The future of fish farming was discussed at Põlula 13.10
The first half of the conference was dedicated to remembering the establishment
and construction of the Põlula Fish Farm and to acknowledging the work done
over the last 20 years. Several speakers emphasised the fruitful co-operation
of the fish farm with scientific and educational establishments and other
interested parties. Assessing the work done so far, Martin Kesler, head of the
working team for salmon and trout at the Estonian Marine Institute, University
of Tartu, said that as a result of the populating, the number of young salmon
has increased in most rivers where salmon live and the number will continue to

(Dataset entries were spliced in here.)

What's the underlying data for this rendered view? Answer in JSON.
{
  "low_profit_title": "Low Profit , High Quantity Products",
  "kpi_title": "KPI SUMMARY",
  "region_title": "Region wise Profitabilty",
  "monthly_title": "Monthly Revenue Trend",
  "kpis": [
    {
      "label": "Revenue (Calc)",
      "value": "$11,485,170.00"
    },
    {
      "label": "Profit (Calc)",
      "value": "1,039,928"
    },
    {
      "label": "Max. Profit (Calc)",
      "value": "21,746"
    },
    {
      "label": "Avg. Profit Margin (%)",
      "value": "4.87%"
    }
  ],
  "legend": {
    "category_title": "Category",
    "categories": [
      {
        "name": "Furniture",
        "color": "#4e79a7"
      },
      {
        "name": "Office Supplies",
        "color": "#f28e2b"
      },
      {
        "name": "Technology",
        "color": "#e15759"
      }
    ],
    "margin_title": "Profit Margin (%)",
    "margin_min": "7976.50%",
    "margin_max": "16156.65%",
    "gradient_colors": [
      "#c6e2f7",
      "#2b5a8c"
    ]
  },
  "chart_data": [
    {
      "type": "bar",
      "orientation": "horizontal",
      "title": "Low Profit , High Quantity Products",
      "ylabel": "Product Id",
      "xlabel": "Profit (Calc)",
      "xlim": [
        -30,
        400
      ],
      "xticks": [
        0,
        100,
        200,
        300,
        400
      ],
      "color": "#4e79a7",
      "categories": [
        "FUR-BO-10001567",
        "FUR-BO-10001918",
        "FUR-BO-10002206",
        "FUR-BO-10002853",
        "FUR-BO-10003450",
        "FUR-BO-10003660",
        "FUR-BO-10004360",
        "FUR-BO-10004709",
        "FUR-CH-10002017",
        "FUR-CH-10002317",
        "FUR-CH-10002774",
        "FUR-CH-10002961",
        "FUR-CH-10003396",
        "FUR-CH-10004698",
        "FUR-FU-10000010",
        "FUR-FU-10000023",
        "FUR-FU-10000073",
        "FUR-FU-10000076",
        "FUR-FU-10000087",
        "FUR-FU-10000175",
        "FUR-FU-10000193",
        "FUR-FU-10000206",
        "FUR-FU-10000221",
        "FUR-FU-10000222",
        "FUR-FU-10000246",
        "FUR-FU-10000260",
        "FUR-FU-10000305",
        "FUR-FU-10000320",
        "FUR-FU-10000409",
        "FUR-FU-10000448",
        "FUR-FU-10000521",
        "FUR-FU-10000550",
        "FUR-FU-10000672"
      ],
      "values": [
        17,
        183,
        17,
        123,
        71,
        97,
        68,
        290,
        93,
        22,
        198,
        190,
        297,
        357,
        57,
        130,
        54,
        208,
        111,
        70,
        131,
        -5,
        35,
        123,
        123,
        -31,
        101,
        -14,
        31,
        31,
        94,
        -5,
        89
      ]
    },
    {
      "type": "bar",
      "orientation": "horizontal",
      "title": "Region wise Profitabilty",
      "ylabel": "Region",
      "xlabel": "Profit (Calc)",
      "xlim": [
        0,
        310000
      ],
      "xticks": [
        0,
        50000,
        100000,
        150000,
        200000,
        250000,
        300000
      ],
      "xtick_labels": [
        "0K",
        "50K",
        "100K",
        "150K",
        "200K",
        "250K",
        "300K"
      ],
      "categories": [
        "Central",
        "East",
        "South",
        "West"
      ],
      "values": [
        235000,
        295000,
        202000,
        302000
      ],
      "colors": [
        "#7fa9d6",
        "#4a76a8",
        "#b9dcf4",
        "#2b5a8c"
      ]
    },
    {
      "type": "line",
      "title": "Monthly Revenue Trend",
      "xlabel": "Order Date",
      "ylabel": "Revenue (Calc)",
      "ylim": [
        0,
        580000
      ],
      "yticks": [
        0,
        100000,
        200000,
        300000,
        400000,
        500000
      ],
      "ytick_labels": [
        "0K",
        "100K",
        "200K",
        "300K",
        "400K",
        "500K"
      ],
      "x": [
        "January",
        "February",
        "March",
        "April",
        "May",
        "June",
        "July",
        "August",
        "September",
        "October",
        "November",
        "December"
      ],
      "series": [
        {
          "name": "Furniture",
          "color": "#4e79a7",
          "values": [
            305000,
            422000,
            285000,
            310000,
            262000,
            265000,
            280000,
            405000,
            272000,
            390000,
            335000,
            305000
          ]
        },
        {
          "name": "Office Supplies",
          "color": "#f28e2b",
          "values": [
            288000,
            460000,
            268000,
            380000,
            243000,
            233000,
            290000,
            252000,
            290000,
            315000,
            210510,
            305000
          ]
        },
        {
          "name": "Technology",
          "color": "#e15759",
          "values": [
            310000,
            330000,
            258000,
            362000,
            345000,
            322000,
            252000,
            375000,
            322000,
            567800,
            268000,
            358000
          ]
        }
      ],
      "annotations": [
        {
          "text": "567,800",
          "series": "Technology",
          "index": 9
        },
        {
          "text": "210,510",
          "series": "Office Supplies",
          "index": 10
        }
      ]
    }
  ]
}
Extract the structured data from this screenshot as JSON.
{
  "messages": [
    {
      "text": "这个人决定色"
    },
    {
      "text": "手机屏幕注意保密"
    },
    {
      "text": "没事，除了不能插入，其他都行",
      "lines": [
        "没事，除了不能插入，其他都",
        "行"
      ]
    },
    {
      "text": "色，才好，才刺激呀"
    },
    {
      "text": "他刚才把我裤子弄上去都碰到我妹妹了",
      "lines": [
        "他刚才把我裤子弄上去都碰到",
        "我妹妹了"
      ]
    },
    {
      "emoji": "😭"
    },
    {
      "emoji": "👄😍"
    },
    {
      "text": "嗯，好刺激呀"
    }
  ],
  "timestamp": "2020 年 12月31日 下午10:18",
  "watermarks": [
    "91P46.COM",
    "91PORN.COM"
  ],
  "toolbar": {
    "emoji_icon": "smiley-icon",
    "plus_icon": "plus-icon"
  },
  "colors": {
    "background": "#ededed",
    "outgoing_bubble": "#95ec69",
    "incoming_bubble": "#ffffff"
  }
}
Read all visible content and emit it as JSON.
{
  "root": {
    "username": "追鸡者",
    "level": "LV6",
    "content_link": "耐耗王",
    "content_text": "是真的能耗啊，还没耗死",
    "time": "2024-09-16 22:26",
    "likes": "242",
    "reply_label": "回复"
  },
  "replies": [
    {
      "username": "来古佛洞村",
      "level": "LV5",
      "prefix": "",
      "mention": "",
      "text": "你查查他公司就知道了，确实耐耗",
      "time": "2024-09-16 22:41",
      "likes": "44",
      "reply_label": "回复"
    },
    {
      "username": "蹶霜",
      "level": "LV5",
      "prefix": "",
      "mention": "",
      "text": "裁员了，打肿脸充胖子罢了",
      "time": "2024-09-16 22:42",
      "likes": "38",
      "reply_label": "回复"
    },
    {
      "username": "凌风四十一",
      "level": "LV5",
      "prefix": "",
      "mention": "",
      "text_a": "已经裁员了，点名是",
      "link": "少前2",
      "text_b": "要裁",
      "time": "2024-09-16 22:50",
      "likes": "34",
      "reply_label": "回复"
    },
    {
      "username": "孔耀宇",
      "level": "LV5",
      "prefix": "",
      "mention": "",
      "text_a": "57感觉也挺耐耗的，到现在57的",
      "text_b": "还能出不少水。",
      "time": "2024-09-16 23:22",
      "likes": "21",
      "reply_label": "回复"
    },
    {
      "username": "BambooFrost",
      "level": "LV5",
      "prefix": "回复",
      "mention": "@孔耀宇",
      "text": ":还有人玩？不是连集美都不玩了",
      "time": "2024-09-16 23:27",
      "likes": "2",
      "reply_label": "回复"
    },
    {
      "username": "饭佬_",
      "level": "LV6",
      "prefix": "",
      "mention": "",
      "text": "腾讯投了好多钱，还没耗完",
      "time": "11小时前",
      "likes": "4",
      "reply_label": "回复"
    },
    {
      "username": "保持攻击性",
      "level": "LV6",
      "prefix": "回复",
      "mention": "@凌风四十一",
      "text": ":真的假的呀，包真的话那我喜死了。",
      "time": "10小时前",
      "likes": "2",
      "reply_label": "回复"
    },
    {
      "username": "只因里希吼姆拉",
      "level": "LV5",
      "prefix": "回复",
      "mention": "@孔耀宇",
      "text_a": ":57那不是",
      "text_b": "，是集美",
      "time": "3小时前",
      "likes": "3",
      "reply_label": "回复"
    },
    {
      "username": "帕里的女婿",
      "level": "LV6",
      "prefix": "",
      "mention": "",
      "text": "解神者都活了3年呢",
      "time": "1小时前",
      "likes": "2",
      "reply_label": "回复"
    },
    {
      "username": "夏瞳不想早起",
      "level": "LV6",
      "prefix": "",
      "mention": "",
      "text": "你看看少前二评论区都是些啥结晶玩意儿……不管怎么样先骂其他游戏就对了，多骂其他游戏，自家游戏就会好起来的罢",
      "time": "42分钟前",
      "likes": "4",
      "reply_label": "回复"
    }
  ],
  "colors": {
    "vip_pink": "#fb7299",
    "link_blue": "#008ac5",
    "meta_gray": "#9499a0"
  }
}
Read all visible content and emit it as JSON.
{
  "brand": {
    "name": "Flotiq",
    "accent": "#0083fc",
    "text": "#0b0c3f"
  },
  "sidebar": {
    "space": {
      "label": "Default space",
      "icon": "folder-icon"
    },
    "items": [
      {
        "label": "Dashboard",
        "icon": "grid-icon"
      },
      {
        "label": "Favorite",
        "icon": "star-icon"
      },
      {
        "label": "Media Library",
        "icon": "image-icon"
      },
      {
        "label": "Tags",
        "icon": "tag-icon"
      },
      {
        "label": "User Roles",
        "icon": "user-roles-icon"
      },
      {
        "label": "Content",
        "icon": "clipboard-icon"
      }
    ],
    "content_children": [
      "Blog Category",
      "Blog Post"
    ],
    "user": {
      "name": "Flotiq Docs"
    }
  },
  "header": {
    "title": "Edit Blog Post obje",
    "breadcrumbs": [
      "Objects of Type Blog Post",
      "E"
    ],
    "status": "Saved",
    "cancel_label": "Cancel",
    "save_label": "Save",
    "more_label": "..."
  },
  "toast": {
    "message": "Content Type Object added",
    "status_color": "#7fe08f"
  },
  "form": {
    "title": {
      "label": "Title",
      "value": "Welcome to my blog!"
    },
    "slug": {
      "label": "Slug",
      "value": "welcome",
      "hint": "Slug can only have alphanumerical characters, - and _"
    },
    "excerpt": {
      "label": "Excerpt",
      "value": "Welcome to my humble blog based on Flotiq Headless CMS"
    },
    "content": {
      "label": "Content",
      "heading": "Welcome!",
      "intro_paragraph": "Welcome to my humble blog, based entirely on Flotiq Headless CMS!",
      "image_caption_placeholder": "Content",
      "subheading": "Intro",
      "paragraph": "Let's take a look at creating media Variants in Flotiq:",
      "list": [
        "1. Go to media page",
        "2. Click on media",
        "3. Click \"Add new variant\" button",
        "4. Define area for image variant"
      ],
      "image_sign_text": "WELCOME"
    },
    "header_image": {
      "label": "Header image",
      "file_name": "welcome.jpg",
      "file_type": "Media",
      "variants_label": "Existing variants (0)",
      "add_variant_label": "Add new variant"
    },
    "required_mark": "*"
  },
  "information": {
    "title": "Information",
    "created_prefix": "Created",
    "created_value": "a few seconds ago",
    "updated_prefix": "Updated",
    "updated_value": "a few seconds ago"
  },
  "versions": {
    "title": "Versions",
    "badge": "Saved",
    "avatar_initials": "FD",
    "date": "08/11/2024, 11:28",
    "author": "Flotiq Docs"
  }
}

increase in the future as living conditions improve. “If this tendency continues,
the populating volumes for the rivers of the Gulf of Finland may be decreased,
while the populating volumes for the Pärnu River may be increased,” Kesler
In the second half of the day, the renewing of Estonia’s restorative fish farming was discussed. The main tone of the presentations by the scientists was that fish farming should be seen in a wider context together with the possibility of restoring the spawning and living habitats and the opening of migration paths. When speaking of the new fisheries programme, it was seen as important to continue the restorative fish farming of salmon, whitefish, perch pike, pike, asp, sturgeon and crawfish. “To get the desired results with populating, the principles of preserving genetic diversity should definitely be adhered to,” stressed Riho Gross, professor at the Estonian University of Life Sciences, Institute of Veterinary Medicine and Animal Sciences, who also gave a presentation on that topic. All of the conference presentations are available here.
According to Kaire Märtin, Head of the Department of Fisheries at the Ministry of the Environment, the draft programme is planned to be prepared by the end of the year and discussions regarding it are continuing.
The Põlula Fish Farm has been a part of RMK since the beginning of this year. RMK is the keeper, protector and manager of the forest and other natural biotic communities belonging to the Republic of Estonia. RMK earns a profit for the state through forest management, growing reforestation material, and organising forest and nature protection works. In addition, RMK establishes opportunities for nature walking and shapes nature awareness. In addition to Põlula Fish Farm, RMK consists of the Sagadi Forest Centre, the Elistvere Animal Park, the Tartu Tree Nursery and 70% of the Estonian-Finnish joint company AS Eesti Metsataim. More than 700 people work for RMK.